**Provided records**
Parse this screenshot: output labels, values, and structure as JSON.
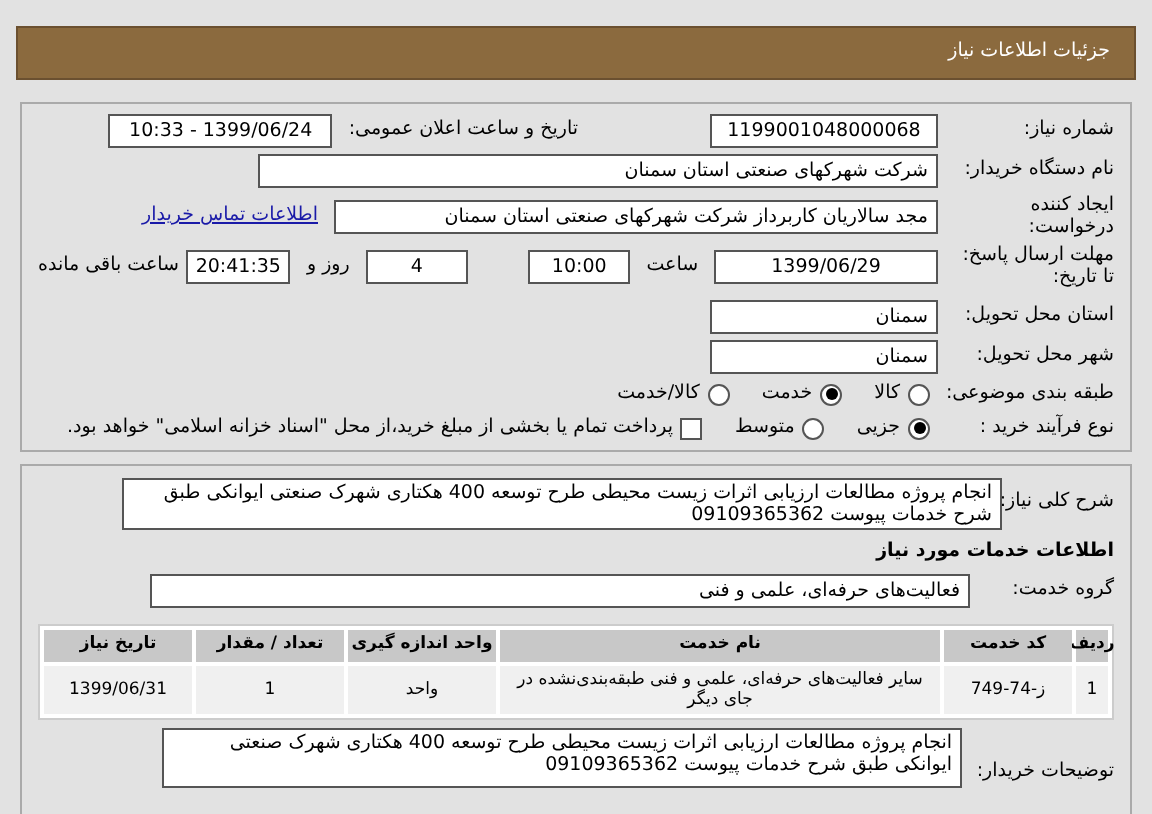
{
  "header": {
    "title": "جزئیات اطلاعات نیاز"
  },
  "need_number": {
    "label": "شماره نیاز:",
    "value": "1199001048000068"
  },
  "announce": {
    "label": "تاریخ و ساعت اعلان عمومی:",
    "value": "1399/06/24 - 10:33"
  },
  "buyer": {
    "label": "نام دستگاه خریدار:",
    "value": "شرکت شهرکهای صنعتی استان سمنان"
  },
  "creator": {
    "label_1": "ایجاد کننده",
    "label_2": "درخواست:",
    "value": "مجد سالاریان کاربرداز شرکت شهرکهای صنعتی استان سمنان",
    "link": "اطلاعات تماس خریدار"
  },
  "deadline": {
    "label_1": "مهلت ارسال پاسخ:",
    "label_2": "تا تاریخ:",
    "date": "1399/06/29",
    "time_label": "ساعت",
    "time": "10:00",
    "days": "4",
    "days_label": "روز و",
    "remaining": "20:41:35",
    "remaining_label": "ساعت باقی مانده"
  },
  "province": {
    "label": "استان محل تحویل:",
    "value": "سمنان"
  },
  "city": {
    "label": "شهر محل تحویل:",
    "value": "سمنان"
  },
  "category": {
    "label": "طبقه بندی موضوعی:",
    "options": [
      {
        "label": "کالا",
        "selected": false
      },
      {
        "label": "خدمت",
        "selected": true
      },
      {
        "label": "کالا/خدمت",
        "selected": false
      }
    ]
  },
  "purchase_type": {
    "label": "نوع فرآیند خرید :",
    "options": [
      {
        "label": "جزیی",
        "selected": true
      },
      {
        "label": "متوسط",
        "selected": false
      }
    ],
    "payment": {
      "label": "پرداخت تمام یا بخشی از مبلغ خرید،از محل \"اسناد خزانه اسلامی\" خواهد بود.",
      "checked": false
    }
  },
  "description": {
    "label": "شرح کلی نیاز:",
    "value": "انجام پروژه مطالعات ارزیابی اثرات زیست محیطی طرح توسعه 400 هکتاری شهرک صنعتی ایوانکی طبق شرح خدمات پیوست 09109365362"
  },
  "services_heading": "اطلاعات خدمات مورد نیاز",
  "service_group": {
    "label": "گروه خدمت:",
    "value": "فعالیت‌های حرفه‌ای، علمی و فنی"
  },
  "table": {
    "columns": [
      "ردیف",
      "کد خدمت",
      "نام خدمت",
      "واحد اندازه گیری",
      "تعداد / مقدار",
      "تاریخ نیاز"
    ],
    "rows": [
      [
        "1",
        "ز-74-749",
        "سایر فعالیت‌های حرفه‌ای، علمی و فنی طبقه‌بندی‌نشده در جای دیگر",
        "واحد",
        "1",
        "1399/06/31"
      ]
    ]
  },
  "buyer_notes": {
    "label": "توضیحات خریدار:",
    "value": "انجام پروژه مطالعات ارزیابی اثرات زیست محیطی طرح توسعه 400 هکتاری شهرک صنعتی ایوانکی طبق شرح خدمات پیوست 09109365362"
  }
}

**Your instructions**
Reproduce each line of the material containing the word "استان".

**Solution for this task**
    "value": "شرکت شهرکهای صنعتی استان سمنان"
    "value": "مجد سالاریان کاربرداز شرکت شهرکهای صنعتی استان سمنان",
    "label": "استان محل تحویل:",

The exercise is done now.